18 Duffy Jennings, “Dan White Jury Hears Final Arguments,” San Francisco Chronicle, 16 May 1979.
19 Joseph Freitas, quoted in Duffy Jennings, “Several Jurors Weep in Court.”
20 Marshall Kilduff and Eugene Robinson, “City Officials Shocked by the Verdict,” San Francisco Chronicle, 22 May 1979.
21 Cleve Jones, quoted in Randy Shilts, The Mayor of Castro Street: The Life and Times of Harvey Milk, p 327.
22 Katy Butler, “A Bloody Protest at City Hall: Verdict Angers Gays,” San Francisco Chronicle, 22 May 1979.
23 David E. Newton, Gay and Lesbian Rights (Santa Barbara: ABC-CLIO, 1994). p 39.
24 Wallace Turner, “San Francisco Mayor Is Slain; City Supervisor also Killed; Ex-Official Gives Up to Police.”

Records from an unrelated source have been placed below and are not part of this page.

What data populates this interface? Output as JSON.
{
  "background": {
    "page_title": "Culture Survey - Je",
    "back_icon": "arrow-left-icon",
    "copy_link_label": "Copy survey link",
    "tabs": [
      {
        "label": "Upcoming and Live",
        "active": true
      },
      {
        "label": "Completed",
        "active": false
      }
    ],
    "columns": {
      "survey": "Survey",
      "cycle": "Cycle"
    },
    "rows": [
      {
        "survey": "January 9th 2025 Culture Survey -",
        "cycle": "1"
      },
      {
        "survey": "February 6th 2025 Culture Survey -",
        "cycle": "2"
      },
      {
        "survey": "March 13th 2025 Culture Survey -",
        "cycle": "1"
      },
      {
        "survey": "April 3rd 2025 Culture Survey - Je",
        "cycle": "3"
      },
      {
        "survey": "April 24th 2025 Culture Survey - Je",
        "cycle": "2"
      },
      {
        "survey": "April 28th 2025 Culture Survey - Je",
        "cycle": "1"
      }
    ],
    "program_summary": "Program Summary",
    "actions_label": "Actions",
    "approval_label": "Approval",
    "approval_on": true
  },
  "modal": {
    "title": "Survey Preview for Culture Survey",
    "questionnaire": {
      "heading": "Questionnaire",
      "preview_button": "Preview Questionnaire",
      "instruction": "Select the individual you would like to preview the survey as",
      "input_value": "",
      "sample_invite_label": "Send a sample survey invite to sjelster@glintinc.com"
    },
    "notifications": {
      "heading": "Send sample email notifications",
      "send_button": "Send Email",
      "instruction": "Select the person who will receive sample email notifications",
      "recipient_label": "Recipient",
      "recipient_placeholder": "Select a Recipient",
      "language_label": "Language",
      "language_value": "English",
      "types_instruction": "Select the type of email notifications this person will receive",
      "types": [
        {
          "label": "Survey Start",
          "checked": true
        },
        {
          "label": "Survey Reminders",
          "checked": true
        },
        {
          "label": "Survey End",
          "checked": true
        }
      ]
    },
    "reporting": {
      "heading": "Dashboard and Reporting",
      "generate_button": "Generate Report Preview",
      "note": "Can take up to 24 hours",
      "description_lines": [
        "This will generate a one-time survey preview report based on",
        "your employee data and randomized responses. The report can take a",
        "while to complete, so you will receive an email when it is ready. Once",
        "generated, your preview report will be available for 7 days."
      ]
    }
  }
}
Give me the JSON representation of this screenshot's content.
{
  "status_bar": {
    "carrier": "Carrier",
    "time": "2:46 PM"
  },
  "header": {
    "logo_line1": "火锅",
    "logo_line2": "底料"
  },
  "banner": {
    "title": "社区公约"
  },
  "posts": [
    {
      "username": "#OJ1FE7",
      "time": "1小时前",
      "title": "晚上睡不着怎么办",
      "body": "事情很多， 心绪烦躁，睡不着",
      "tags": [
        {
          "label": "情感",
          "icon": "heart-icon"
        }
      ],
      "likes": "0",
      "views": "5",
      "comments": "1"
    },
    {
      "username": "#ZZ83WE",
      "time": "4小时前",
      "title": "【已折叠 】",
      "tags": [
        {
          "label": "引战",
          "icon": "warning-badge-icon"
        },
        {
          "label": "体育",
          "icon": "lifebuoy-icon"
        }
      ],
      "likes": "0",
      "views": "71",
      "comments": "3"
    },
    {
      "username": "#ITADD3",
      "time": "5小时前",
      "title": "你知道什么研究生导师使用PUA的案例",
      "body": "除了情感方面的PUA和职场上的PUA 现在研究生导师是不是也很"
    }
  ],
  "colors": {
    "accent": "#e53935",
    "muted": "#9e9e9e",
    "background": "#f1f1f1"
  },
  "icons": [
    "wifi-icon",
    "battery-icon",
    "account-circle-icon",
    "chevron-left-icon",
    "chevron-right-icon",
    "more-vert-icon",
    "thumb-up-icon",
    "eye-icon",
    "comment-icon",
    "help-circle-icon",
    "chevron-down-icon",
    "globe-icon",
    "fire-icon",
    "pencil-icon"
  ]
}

25 Dan White, quoted in Scott Anderson, “A City Grieves Good Men Slain.”
26 Wallace Turner, “San Francisco Mayor Is Slain; City Supervisor also Killed; Ex-Official Gives Up to Police.”
27 David E. Newton, Gay and Lesbian Rights, p 38.
28 Joseph Freitas, quoted in Duffy Jennings, “Several Jurors Weep in Court.”
29 Dianne Feinstain, quoted in Katy Butler, “A Bloody Protest at City Hall: Verdict Angers Gays.”
30 Harvey Milk quoted in “Milk Left a Tape for Release if He Were Slain,” New York Times, 28 November 1978.